The Crab with an 85mm objective. Scopes of this size are not normally known to produce good images of M1, the Crab. But, I tried anyway since I am still learning the ropes with the IMX224.
Taken from the middle of a metro area in a Bortle Red zone. 8 sec seems to give good results with the LP levels at this location. More exposure just gets more LP and very little more, if any, faint target material.
Above is the gussied-up and gaudy version. Below is the not-so-gaudy version with less saturation and curves boost.
I also left more green behind, since the Crab has some green parts. It shows that better but also shows more of the LP that I had to cut through to get the shot.
Here is a roundup of objects I was able to see during my most recent Electronically Assisted Astronomy (EAA) observing session. These were taken in a Bortle Red zone and under a nearly full moon on Dec 1, 2017.
The moon still appears full and tonight (Sunday, Dec 3, 2017) is supposed to be the night when it is actually at its largest and closest to Earth at perigee.
It looked bigger to me the night before, but I guess that was because the weather was better. 🙂 To find out, I made an animated GIF that compares the 4 days worth of images:
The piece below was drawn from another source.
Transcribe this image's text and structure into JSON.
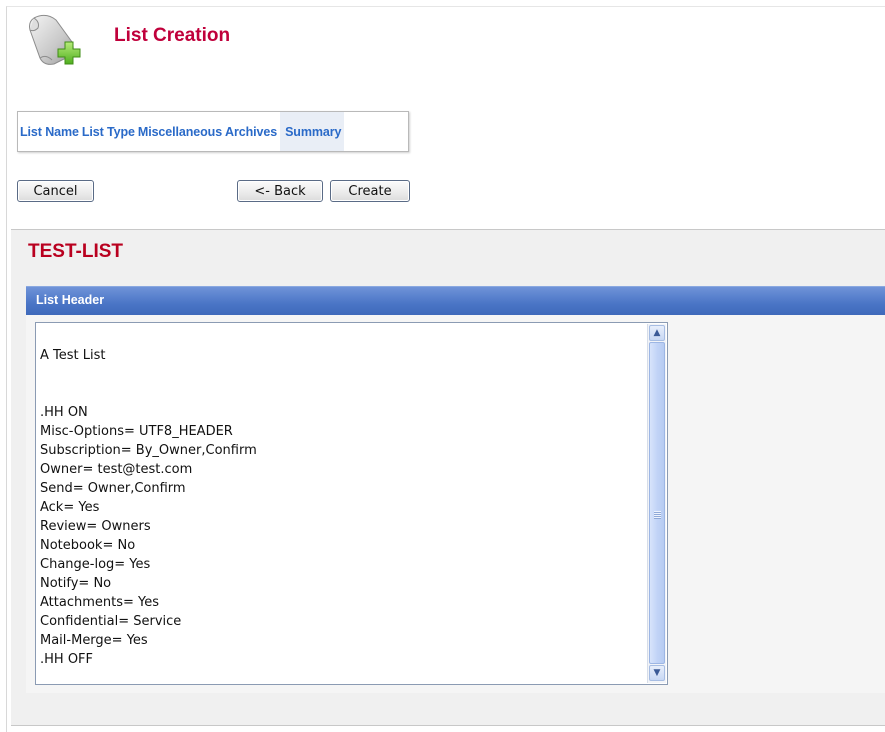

It does look like the 4th moon is bigger than the others! So, it was worth it to re-setup the scope and get the shot. Lucky for me the sky cleared long enough to do it. Later that evening, the clouds arrived in force and it hasn’t been clear since.
Who knew just a few years ago that I would be shooting 8 second sub-images and building up images that rival my best efforts with a DSLR camera and 180 second sub-images. Now, all I have to do is save up for one of these new breed of Sony CMOS cameras with lots more mega-pixels that can match the resolutions I get with my Canon cameras. They are not too costly anymore and the results speak for themselves.
BTW, this was shot with the bright moon nearby. I got him, too, though! 🙂
Images of Comets, Nebulae, Galaxies and Star Clusters